Ventriculoperitoneal Shunt


Ventriculoperitoneal shunt is a surgery performed to relieve pressure inside the skull (intracranial pressure) caused by water on the brain, also know as hydrocephalus. The fluid is drawn off (shunted) from the ventricles of the brain into the abdominal cavity or in rare instances, into the pleural space in the chest.

Alternative Names:

Shunt - ventriculoperitoneal; VP shunt


This procedure is performed in the operating room under general anesthesia. A flap is cut in the scalp and a small hole is drilled in the skull. A small catheter is passed into a ventricle of the brain.

A valve (pump) that controls the flow of fluid is attached to the catheter to keep the fluid away from the brain. Another catheter is attached to the pump. It is tunneled under the skin, behind the ear, down the neck and chest, and into the abdominal cavity (peritoneal cavity).


In hydrocephalus, the ventricles of the brain become enlarged with fluid of the brain and spinal cord (cerebrospinal fluid). This condition causes the brain tissue to press (become compressed) against the skull, causing serious nervous system (neurological) problems.
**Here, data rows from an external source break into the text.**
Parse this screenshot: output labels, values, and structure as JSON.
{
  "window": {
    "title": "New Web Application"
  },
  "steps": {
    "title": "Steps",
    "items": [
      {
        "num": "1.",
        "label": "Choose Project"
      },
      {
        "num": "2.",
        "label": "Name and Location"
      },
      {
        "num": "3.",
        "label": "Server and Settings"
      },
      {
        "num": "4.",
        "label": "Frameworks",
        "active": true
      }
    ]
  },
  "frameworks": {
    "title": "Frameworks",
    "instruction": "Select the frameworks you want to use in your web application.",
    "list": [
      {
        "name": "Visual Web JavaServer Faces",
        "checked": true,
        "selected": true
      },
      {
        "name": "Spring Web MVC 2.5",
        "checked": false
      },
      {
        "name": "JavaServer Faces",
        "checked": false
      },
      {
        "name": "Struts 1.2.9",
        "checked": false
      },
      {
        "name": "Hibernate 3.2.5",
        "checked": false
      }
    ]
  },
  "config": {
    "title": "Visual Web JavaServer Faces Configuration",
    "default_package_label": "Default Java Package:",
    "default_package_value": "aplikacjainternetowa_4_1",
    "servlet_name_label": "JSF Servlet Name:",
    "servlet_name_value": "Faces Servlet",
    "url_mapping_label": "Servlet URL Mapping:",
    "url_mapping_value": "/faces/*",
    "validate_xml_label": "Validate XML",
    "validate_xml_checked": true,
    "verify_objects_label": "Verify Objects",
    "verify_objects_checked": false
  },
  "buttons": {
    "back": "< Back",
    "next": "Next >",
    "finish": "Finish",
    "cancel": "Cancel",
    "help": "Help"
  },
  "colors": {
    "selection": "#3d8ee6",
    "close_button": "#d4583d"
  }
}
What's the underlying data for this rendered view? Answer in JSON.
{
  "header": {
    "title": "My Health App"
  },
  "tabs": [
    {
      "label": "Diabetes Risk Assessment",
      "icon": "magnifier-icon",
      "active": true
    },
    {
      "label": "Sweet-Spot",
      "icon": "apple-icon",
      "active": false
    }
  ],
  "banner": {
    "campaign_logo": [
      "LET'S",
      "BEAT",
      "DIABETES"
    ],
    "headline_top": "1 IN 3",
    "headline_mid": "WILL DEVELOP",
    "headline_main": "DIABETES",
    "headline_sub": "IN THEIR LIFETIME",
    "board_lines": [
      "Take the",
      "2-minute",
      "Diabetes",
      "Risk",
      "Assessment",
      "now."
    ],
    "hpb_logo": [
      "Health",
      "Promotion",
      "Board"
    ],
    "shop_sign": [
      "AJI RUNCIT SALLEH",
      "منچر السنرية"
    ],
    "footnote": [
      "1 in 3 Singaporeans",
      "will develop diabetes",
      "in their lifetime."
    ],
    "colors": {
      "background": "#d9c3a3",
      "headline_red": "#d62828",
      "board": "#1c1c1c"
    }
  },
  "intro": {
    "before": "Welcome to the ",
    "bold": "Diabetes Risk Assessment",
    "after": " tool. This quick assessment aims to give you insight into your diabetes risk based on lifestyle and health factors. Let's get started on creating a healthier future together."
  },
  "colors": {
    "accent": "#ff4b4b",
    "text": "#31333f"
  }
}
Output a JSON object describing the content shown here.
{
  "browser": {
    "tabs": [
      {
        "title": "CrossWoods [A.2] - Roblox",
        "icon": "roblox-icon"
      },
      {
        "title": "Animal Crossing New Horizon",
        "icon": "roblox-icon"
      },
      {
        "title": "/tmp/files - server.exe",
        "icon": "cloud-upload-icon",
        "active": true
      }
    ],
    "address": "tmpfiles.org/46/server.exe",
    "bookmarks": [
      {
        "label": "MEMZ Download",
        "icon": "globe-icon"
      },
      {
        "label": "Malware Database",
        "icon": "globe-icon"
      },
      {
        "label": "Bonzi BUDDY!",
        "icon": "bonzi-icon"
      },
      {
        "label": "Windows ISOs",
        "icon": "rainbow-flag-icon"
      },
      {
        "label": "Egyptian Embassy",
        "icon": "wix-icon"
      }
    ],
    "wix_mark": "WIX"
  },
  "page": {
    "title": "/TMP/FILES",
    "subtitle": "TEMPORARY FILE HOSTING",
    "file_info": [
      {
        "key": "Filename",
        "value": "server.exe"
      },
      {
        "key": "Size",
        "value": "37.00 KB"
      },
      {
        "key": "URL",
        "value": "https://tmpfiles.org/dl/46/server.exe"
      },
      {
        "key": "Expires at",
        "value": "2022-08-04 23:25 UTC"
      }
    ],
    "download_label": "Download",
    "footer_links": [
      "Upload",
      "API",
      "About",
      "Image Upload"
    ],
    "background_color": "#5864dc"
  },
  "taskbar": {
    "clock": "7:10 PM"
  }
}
Shunting is needed to drain the excess fluid and relieve the pressure in the brain. This should be done as soon as hydrocephalus is diagnosed to give the child the best possible neurological outlook.

In some cases hydrocephalus occurs because of another disease that affects the brain. One example is an intracranial hemorrhage where blood gets into the ventricles of the brain and prevents the fluid from draining properly. In cases like this, a shunt is needed to help remove the fluid and to relieve intracranial pressure.

Ventricles of the brain
Ventricles of the brain
Craniotomy for cerebral shunt
Craniotomy for cerebral shunt
Ventriculoperitoneal shunt - series
Ventriculoperitoneal shunt

Expectations after surgery:

The outcome for the surgery itself is good. But if hydrocephalus is related to other conditions, such as spina bifida, brain tumor, meningitis, encephalitis, or hemorrhage, these conditions could affect the prognosis. The degree of hydrocephalus before surgery will also affect the outcome.

Support groups for families of children with hydrocephalus or spina bifida are available in most areas.


The doctor will closely monitor your baby's vital signs and neurological status. Your baby may get medication for pain. IV fluids and antibiotics are given. Your baby will be checked closely to ensure that the shunt is working properly.

Most people need 2 to 3 days of bedrest in the hospital before they can go home. Often, imaging studies such as CT scans are done after the surgery to confirm that the shunt is in the right place and that the hydrocephalus has gone away.


Risks for any anesthesia are:

  • Reactions to medications
  • Problems breathing
Risks for any surgery are:
  • Bleeding
  • Infection

Other problems include shunt malfunction or blockage, and infection. If the malfunction occurs because the person grows, the shunt will need to be replaced with a longer catheter. Symptoms of shunt malfunction or infection include headache, fever, drowsiness, and convulsions. As with any other brain surgery there is risk to brain tissue, because the shunt catheter must pass through brain tissue to enter the ventricle. There is a small risk of brain tissue being damaged, resulting in a neurologic defect.

Full article here.